Propagation constant of a wave along a transmission line is described __exactly__ as:

γ=√(Z^′ Y^′ )=√((R′+jωL′)(G′+jωC′) )=α+jβ

Where α is the attenuation constant and β is the phase constant

For near-lossless transmission line, (R’<<ωL’ and G’ << ωC’ ):

α≈R^′/2∙√(C^′/L^′ )+G^′/2∙√(L^′/C^′ )=R′/(2Z_0 )+(G′Z_0)/2 (Nepers/meter)

β≈ω√(L^′ C^′ ) (radians/second)

Wavelength is distance where phase changes by 2π radians:

λ=2π/β (meters)

Phase velocity is defined as wavelength multiplied by frequency:

v_p=λf=2π/β f=ω/β=ω/(ω√(L^′ C^′ ))=1/√(L^′ C^′ ) (meters/second)

Time delay is defined as length of line divided by phase velocity:

• Time delay=l/v_p (seconds)

Noting that phase velocity and time delay are:

v_p=2π/β f (m/s) Time delay=l/v_p (seconds)

By substitution:

Time delay=l/v_p =βl/2πf (seconds)

“Electrical Length” at fixed frequency is related to βl: [2]

EL=βl×360/2π (degrees)

Replacing βl with EL in time delay equation:

Time delay=(EL 2π/360)/2πf=EL/(f×360)

Noting that the unwrapped phase of a transmission line is:

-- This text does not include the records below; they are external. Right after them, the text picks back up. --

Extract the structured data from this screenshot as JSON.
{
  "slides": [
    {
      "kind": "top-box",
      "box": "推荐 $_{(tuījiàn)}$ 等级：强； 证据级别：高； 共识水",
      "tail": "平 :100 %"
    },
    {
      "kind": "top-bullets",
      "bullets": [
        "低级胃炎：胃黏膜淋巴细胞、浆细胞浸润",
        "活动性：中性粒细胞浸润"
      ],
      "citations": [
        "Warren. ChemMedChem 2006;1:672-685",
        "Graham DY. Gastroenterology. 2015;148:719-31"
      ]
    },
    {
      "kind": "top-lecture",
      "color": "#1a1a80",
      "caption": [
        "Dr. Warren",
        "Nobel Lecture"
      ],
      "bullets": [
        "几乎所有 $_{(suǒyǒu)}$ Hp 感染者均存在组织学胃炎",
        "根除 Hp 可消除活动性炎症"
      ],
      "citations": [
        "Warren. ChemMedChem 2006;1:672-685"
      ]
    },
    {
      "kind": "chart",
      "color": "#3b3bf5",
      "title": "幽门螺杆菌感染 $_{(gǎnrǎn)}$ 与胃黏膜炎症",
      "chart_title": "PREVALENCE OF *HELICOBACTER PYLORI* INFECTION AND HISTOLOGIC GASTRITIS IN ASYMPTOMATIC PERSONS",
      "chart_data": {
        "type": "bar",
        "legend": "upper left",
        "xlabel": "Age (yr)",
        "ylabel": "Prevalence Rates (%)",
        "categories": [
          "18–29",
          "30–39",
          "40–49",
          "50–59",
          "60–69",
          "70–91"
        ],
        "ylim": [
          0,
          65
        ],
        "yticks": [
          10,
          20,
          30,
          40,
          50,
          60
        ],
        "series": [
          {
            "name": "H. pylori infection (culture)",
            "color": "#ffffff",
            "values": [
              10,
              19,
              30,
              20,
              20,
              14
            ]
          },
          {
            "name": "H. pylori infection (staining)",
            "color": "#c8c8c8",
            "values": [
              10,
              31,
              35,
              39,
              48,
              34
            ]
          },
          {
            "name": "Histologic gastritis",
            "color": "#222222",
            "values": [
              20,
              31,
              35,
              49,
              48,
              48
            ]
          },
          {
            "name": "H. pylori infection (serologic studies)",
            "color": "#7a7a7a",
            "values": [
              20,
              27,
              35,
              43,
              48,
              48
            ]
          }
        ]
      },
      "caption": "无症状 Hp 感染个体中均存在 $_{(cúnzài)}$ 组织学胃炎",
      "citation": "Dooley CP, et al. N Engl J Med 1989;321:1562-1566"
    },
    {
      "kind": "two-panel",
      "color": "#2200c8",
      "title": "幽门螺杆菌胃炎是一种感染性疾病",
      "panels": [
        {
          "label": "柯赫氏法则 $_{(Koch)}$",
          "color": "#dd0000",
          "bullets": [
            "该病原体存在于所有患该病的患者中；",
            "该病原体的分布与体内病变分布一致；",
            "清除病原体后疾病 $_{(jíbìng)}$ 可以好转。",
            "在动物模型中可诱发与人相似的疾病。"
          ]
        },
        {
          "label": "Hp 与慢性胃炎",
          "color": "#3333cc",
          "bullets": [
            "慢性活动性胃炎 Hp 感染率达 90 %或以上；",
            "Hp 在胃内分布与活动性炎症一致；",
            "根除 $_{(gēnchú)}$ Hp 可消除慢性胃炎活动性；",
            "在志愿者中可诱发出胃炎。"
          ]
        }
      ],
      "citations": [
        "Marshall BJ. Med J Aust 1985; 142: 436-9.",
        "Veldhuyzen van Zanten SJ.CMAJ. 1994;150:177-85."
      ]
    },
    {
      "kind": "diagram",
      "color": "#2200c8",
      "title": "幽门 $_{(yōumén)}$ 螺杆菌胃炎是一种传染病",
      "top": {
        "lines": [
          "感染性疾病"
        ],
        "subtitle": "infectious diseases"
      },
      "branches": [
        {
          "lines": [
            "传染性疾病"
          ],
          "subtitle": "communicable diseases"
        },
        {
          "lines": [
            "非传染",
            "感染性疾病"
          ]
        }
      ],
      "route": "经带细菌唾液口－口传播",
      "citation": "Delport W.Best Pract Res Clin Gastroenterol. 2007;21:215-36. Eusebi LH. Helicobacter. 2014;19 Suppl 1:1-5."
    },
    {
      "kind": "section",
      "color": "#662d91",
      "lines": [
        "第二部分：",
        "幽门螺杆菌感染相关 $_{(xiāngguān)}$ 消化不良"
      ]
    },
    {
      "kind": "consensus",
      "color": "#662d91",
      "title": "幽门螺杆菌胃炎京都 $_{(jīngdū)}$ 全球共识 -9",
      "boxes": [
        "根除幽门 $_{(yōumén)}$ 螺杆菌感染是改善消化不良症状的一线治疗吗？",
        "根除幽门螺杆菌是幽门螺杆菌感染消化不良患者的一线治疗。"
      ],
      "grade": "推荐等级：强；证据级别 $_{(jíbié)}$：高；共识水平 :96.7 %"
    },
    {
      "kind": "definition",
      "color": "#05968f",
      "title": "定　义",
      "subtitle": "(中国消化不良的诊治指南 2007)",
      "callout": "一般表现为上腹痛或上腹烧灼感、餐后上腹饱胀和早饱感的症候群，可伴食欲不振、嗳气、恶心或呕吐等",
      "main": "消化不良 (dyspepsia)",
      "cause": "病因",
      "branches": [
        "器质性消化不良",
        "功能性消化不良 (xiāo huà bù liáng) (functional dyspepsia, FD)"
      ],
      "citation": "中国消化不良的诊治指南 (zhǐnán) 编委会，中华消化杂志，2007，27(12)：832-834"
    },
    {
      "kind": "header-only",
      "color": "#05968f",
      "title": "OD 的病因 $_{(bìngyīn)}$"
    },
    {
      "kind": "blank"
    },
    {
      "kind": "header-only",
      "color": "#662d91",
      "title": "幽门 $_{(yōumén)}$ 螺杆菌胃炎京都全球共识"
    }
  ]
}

AngU(S(2,1))=-EL

Time delay, a.k.a. __phase delay__, is expressed as:

Time delay=(-AngU(S(2,1)))/(f×360)

One problem is that nwrapped phase angle is often ambiguous, especially if low frequency data are missing, like in a bandpass filter. YOu have to put on your Sherlock Holmes detective hat to extract the correct value! We'll explian that later...

**Author : **Unknown Editor